On April 24, an 8-story factory just outside Dhaka, the capital city of Bangladesh, collapsed, killing 380 workers and injuring many more. Suppliers for several fashion retailers were leasing space in the building, including Primark (a subsidiary of Associated British Foods), Loblaws, Matalan, and Bonmarche. The building was known as the Rana Plaza complex. One of Primark’s suppliers, Simple Approach, had contracted New Wave to produce garments for the fashion retailer. New Wave workers were located on the second floor of the building when it collapsed.
Primark issued an email accepting responsibility to aid the victims of the accident, both now and in the future. Its plans include offering long-term aid to children who lost their parents in the collapse, financial assistance to workers injured during the collapse, and payments to those family members who lost loved ones.
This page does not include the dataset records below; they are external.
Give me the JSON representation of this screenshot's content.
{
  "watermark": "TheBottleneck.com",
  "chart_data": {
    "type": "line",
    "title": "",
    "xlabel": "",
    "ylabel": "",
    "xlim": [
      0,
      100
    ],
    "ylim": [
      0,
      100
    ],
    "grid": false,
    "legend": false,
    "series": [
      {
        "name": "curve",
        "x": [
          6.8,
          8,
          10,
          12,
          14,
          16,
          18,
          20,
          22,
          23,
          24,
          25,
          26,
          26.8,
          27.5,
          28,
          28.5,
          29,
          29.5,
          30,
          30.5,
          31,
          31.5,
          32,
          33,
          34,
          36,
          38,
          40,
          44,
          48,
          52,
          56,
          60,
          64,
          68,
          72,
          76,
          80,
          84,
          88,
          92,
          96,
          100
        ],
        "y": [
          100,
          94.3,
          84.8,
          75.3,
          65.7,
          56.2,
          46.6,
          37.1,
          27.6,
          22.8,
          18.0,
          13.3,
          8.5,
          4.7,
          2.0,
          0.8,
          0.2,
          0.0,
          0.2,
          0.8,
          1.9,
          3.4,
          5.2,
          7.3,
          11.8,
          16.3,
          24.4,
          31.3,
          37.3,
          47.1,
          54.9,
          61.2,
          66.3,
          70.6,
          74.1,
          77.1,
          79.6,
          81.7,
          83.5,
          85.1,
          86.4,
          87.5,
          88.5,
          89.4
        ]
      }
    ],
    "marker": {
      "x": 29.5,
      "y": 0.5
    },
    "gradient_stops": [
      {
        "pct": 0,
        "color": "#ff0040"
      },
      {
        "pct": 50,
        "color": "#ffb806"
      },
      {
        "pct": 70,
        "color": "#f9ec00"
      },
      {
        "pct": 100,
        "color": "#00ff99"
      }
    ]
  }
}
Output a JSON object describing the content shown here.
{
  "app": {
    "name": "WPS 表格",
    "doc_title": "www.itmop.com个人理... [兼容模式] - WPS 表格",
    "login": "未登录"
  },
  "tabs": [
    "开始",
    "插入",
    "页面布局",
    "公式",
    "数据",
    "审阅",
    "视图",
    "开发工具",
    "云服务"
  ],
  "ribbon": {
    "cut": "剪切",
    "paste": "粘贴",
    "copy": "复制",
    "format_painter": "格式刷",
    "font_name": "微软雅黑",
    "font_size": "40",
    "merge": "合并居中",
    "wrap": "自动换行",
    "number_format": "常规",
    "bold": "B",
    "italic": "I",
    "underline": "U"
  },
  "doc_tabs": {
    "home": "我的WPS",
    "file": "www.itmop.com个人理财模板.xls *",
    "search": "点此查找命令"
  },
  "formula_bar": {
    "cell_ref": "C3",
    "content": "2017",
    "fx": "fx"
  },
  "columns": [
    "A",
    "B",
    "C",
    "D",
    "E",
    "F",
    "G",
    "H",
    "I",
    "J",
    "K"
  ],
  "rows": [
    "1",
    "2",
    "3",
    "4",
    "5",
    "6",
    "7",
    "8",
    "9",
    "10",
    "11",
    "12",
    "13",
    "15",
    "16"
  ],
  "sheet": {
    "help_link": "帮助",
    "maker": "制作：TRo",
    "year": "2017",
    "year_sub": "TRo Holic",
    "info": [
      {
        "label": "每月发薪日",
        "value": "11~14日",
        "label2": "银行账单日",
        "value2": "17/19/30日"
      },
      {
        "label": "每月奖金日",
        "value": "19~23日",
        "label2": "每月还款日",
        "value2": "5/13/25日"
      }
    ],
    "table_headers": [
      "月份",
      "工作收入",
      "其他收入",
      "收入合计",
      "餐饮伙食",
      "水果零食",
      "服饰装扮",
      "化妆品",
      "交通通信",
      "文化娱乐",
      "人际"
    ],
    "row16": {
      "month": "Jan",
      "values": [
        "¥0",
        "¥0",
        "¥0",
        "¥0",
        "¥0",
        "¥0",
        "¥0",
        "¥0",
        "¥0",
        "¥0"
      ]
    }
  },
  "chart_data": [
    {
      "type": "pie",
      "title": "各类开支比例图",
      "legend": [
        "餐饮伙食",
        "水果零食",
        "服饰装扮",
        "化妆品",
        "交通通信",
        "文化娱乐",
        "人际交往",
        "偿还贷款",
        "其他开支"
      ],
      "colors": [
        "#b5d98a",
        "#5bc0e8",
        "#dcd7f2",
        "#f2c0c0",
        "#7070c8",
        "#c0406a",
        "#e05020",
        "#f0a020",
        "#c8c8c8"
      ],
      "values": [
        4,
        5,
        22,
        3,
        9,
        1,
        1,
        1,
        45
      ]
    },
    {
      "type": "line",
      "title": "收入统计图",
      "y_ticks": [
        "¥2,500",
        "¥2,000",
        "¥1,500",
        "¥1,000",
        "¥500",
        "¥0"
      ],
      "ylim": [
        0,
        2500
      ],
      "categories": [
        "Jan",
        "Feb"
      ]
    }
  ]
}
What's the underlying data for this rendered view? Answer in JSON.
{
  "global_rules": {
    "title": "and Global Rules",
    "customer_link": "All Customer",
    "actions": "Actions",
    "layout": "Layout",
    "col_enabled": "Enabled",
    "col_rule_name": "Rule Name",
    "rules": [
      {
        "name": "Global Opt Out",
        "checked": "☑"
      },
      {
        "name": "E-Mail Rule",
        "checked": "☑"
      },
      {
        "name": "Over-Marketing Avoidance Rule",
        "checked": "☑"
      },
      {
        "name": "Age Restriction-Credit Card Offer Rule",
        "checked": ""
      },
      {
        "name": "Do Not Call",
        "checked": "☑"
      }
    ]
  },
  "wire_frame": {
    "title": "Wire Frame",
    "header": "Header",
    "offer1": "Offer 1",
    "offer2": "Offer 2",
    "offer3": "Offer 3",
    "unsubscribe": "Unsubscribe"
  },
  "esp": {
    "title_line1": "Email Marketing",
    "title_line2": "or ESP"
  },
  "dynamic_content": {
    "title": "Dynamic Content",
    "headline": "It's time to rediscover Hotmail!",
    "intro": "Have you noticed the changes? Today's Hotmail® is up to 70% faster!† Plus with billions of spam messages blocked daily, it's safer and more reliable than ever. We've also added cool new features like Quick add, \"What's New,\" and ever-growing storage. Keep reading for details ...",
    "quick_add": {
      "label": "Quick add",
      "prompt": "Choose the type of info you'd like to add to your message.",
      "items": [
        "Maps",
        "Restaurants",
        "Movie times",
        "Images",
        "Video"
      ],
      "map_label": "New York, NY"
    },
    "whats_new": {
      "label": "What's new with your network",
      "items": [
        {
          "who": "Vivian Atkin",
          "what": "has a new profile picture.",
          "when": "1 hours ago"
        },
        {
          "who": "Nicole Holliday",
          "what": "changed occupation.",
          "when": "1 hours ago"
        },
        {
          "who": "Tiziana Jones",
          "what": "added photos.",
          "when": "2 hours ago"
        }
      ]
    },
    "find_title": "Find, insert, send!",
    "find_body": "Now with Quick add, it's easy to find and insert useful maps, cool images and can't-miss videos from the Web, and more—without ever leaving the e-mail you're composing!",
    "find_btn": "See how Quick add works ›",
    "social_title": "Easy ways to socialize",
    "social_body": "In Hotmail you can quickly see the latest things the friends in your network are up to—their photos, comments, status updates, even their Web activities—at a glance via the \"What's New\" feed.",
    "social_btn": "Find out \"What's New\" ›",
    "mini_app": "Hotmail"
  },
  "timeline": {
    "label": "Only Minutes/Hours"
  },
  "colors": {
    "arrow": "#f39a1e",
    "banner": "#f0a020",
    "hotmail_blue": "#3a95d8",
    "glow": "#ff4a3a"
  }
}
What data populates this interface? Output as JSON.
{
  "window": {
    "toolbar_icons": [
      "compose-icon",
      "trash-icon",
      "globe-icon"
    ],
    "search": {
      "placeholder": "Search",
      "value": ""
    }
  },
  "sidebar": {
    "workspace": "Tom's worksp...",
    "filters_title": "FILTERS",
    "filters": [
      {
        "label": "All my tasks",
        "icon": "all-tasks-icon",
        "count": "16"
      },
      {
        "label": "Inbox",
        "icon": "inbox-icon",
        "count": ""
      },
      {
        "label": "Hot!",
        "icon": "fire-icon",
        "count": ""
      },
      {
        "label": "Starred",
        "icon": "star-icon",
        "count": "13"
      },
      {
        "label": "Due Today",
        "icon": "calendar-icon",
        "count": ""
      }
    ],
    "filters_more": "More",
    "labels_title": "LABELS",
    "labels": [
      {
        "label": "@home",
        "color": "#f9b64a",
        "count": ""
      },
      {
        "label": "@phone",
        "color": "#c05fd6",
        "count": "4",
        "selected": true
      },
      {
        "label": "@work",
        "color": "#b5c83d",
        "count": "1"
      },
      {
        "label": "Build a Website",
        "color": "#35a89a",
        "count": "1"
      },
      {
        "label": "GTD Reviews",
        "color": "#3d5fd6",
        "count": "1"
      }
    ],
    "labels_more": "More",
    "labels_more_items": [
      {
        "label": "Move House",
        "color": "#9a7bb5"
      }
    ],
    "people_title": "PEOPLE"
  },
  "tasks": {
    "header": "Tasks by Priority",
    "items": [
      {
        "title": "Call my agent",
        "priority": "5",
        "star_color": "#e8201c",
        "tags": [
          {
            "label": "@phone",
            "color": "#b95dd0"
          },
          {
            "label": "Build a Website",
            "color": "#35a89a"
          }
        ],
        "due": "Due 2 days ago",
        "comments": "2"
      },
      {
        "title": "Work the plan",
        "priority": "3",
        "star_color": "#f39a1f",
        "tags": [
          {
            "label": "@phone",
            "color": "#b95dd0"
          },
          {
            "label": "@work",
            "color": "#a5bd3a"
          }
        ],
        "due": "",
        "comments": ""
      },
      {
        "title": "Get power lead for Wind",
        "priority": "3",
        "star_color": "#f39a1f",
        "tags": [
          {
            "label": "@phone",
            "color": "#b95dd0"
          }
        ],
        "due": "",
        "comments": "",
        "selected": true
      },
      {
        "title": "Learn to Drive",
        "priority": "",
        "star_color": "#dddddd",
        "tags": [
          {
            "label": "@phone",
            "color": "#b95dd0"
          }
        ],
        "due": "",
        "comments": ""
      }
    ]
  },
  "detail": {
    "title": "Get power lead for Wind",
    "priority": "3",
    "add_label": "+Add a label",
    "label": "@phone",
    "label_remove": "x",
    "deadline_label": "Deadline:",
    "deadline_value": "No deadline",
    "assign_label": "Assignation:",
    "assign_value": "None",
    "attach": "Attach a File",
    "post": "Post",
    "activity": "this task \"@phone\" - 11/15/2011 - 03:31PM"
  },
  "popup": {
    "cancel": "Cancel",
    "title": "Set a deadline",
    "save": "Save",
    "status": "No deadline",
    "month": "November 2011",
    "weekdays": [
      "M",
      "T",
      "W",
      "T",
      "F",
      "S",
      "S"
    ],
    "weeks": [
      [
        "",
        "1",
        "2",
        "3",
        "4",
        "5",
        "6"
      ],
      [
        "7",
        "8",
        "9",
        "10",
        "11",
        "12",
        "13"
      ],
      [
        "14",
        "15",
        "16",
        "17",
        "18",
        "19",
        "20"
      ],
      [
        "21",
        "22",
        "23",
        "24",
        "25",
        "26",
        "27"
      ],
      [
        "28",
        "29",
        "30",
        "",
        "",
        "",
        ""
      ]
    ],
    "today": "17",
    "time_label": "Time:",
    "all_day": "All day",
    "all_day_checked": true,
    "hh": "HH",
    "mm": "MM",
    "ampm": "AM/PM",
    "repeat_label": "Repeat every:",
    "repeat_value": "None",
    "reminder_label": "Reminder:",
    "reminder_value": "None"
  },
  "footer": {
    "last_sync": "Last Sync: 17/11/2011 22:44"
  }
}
Primark is calling upon other fashion retailers which had operating factories in the building to do the same.
Fashion retailer Loblaws has also indicated its willingness to compensate victims. Through its spokesperson Julija Hunter, Loblaws has committed to delivering support to the victims and their families in, “the best and most meaningful way.” She said the company is committed to providing benefits to relieve the suffering, “both now and in the future.”
In addition to the compensation provided to the victims and their families, Primark is also studying how to prevent a similar event from happening in the future. They are examining their suppliers that operate on multi-floor buildings, especially those with multiple tenants on different floors.
The company also plans to ask the Ethical Trading Initiative (ETI) to look into the issue. According to the email released by Primark, it’s not a matter of whether or not the issue of multi-floor, multi-tenant buildings such as the Rana Plaza should be tested, but how this process should be done.